Students and job seekers should break the stereotype and parallelly focus on improving job skills, Interpersonal skills alongside the academics to bridge the gap. Religious, social norms and sexual harassment at work is also one more reason, which is stopping talented young women to take up jobs, strict laws have to be imposed yet in India to eradicate this imparity.
6. Highly Corrupted Bureaucrats and Politicians
Indians are undoubtedly one of the best talents on the globe but they prefer working abroad and starting at Silicon valley, top Indian talents prefer moving abroad not because they don’t love their land, they are actually fed up with the ages-old unchanged politicians and government employees who still follow old and reckless working style, they really don’t pay attention to viability, It’s tough for entrepreneurs to survive in India without paying the bribe, every one of us are victims of Red Tapism at one or the other level.
The huge number of permits and enormous time required for the processing of documents to initiate a business almost makes impossible to get the work done without bribing, this adversely affects the private sector of the Indian economy. India has been ranked at the 80th position among 180 countries and territories in the Corruption Perception Index (CPI) prepared by Transparency International.
Indian politicians and bureaucrats are highly corrupted, uncaring and self – centred, they often harass and intervened in entrepreneur’s lives which is why the super talents of the country are flying away and starting elsewhere. I have no hope that this will change even in the near future until the voters stop electing these irresponsible corrupted politicians.

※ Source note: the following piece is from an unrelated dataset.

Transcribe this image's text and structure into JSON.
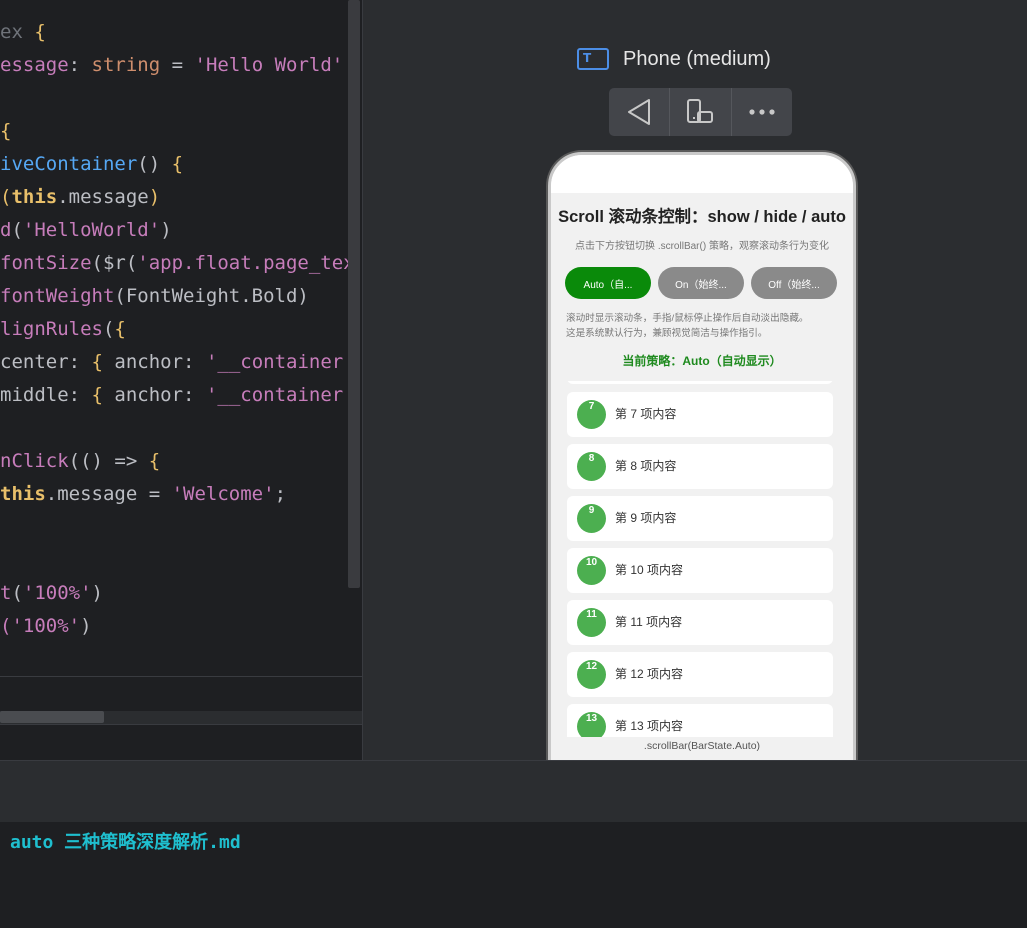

7. Government lacks in setting up a favourable environment for Entrepreneurs.
Just a decade ago both India and China were considered to be high potential developing nations to become the world’s number one economy. Experts were in favour of India over China but it happened to be otherwise in no time. As per WTO data 2019, China holds 17.4% global export share whereas India is reduced to just 1.7%.
China hasn’t achieved this overnight, they broke their communist way of operating and adapted capitalism during this period, eradicated corruption to the most extent, opened doors for FDI, built huge harbours and export hubs, Invested in SEZ’s and encouraged youth towards entrepreneurship by providing an adequate amount of loans and training which helped them to skyrocket their exports and GDP.
The GDP per capita of China today is 8450.00 USD but India is still stuck at USD 2900. While other countries like Philippines, Mexico and Bangladesh are outperforming in all the segments, India remained a paper tiger. Although India introduced many reforms in the past it only helped politicians and the benefits hardly reached the deserved.
Corporate taxes in India are to the par with America but the value addition is almost nil. Look at the number of native products and apps Indians use, this shows how badly we are dependent on imports. Nurturing entrepreneurs, SME’s and creating entrepreneur favourable environment will only result in creating self-employment it also creates millions of new job opportunities.
The Agriculture and private sector in the country suffers from the absence of appropriate handholding, regulatory structure and unorganized framework. Enhancing the ease of doing business and implementing flexible labour laws in job-creating sectors, such as manufacturing and agriculture, can create the maximum number of jobs in rural India and thereby, in the States. Literacy, education, loans, skill training and physical infrastructure are the other policy levers that district and State administrations must focus upon to foster entrepreneurship and thereby, job creation and wealth creation.